We would talk to her mother, and we would drink the juice they would serve to us. And all that I am  able to focus on is this: What is Muna doing now? Will my mother will push me to visit her room? That awful yellow room?

Before we leave, my mother would say, “Can we greet Muna?” And her mother will say: “sure, let me talk to her first”.

This moment would terrify me.

All my fears come at once. Couldn’t we leave the house without sending her our greetings?

No, my mother looks at me and says, “There is nothing to be scared of. Poor Muna. She is as innocent as an angel. She would never hurt you.”

We enter the room.  There’s Muna standing in the middle of the room. The smell is stronger, overwhelming. Her mother says:

“Muna, here is Noor and her daughter, do you remember them? They’ve come to see how you’re doing!”

Muna is staring at the wall, in a certain corner.  I am thinking, oh my God!  Is she seeing something or someone we don’t? What or who is it?

I am here but I’m trying not to look into her eyes, not even her face. I am stealing glances now and then at the thin, tall body, hoping that she doesn’t realize that I’m looking at her. What if she looks at me in the eyes?

What if she swallows me with her hollow and cold eyes?

Muna’s mother’s voice awakens me from my thoughts when she says, “Muna, do you remember this girl? You used to babysit her a lot when she was a little child!”

My eyes get bigger.

What! She did not! I do not remember this. Please God do not let this be true! Please do not let her tell my cousins about that.

But I’m more scared of what I think I see, which is a petite smile on Muna’s lips, which assures me this is true. It is true then, well, it is true. So what?  All the stories say that she was not always crazy, and if she was then, how come my mother allowed her to babysit me? Yes, it does not make any sense; the only way that will work is that she was babysitting me when she was still sane. And the second thing is why I am so scared?  She is not going to make me mad like her.  Madness is not a contagious disease like the flu.

But what if I started seeing things like her or ended up standing in the middle of a room staring at invisible things or people? I always wonder what lies behind those cold eyes of hers.  What she is thinking about? Is she still thinking about her little child, husband, about Saudi Arabia, about being locked up? Her son is not little anymore; his name is Abdullah. He is married now and has a job. He comes to visit his mother.  I am not sure if she talks to him. I heard that her husband divorced her when he discovered she was mad.  He married another woman and likely has more children.

For Muna, time has stopped. She is stuck at that moment in her life when she stood up. She refuses to sit down again. And from time to time, a faint smile will appear on her face that makes me wonder whether she is seeing something we all can’t see.


Shada Bokir was born in Aden, Yemen to a housewife and a university professor, who was also a poet and a politician. After High School, she moved to Mukalla to study in the English Department at Hadhramout University, the same coastal city where the enclosed story took place.
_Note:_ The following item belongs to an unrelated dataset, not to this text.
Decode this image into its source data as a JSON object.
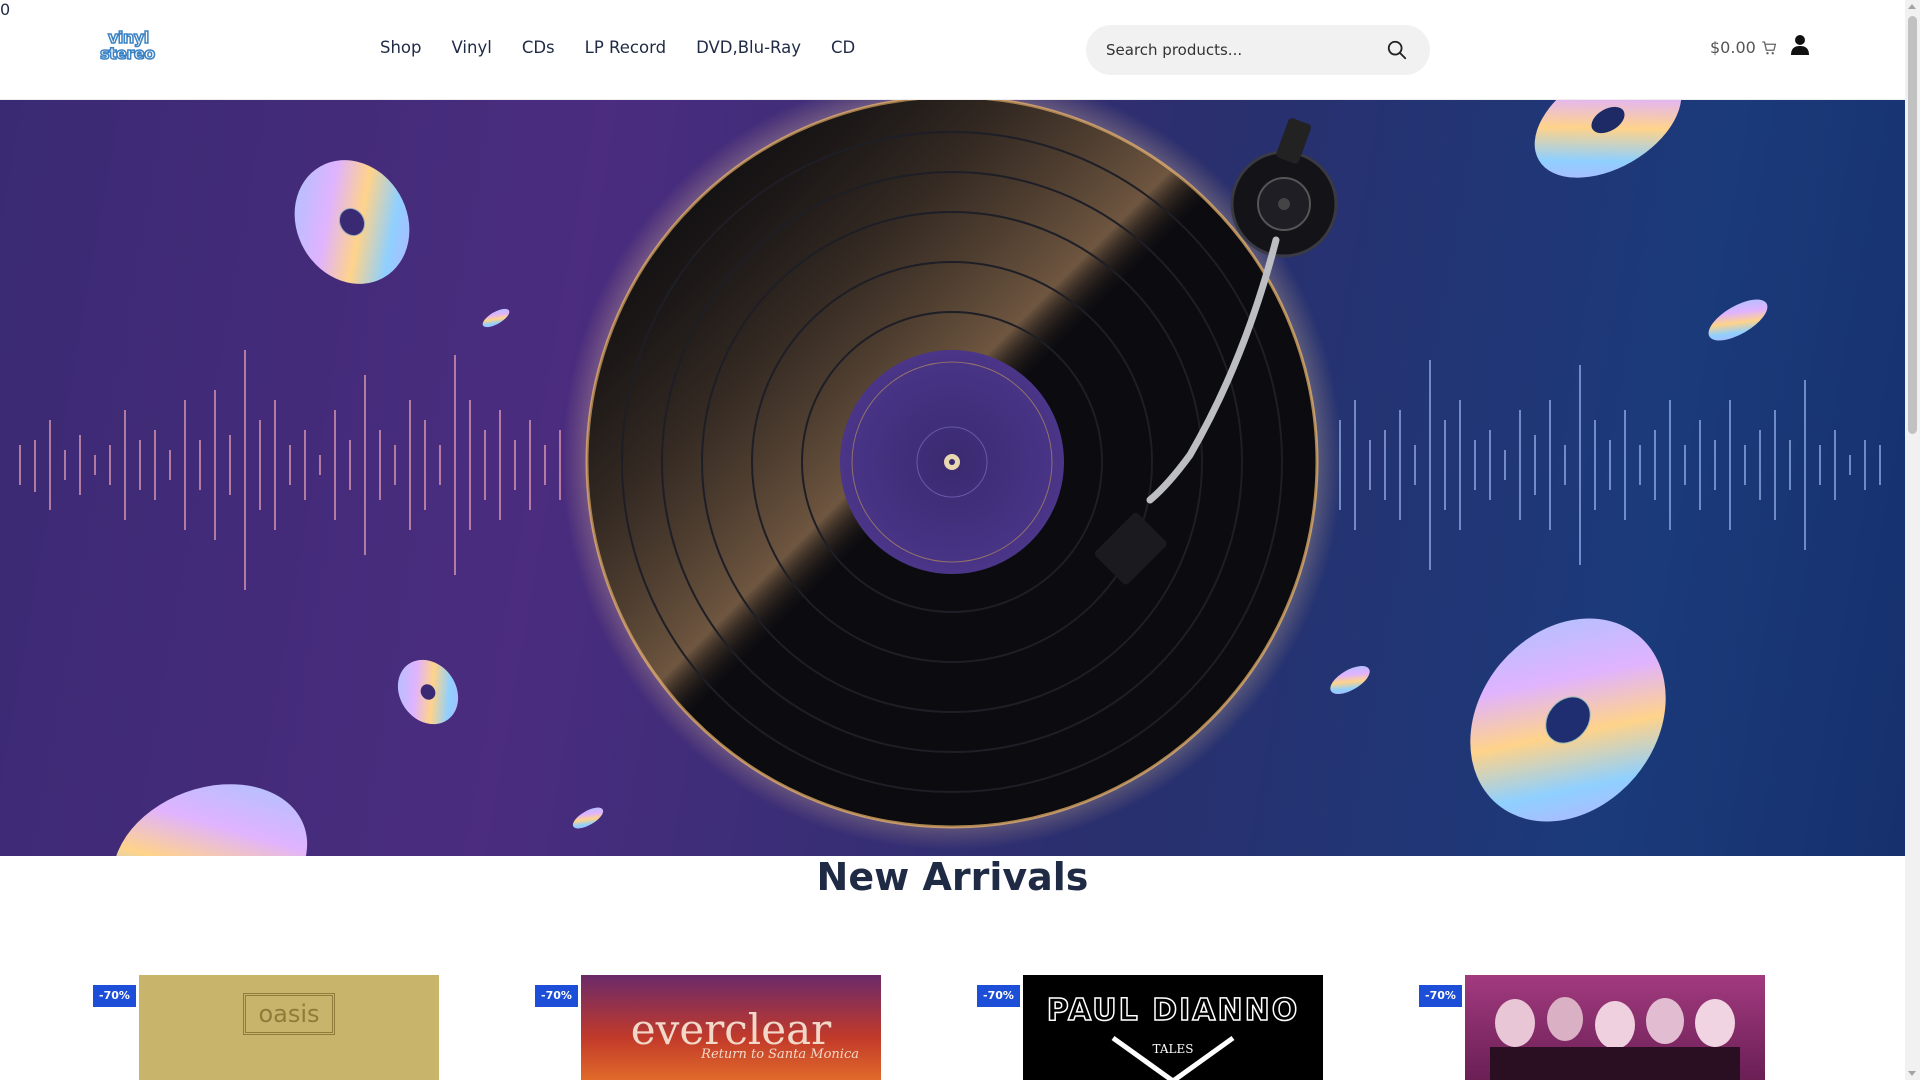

After finishing her Bachelor degree, she started working as a university lecturer until she was awarded the Fulbright scholarship; she went to the USA to study her Master’s degree in English Literature at Appalachian State University in 2009. Besides writing in English, she enjoys writing Arabic poetry as well. Ms. Bokir was awarded a scholarship to Malaysia in 2013. She is currently doing her PhD in English Literature at the National University of Malaysia (UKM).

The remixed photo of Wadi Dawan, Hadramaut, Yemen is by Jacques Taberlet. Usage of this photo is authorized under under the Creative Commons 3.0 Attribution license. Remixed by Nin Harris.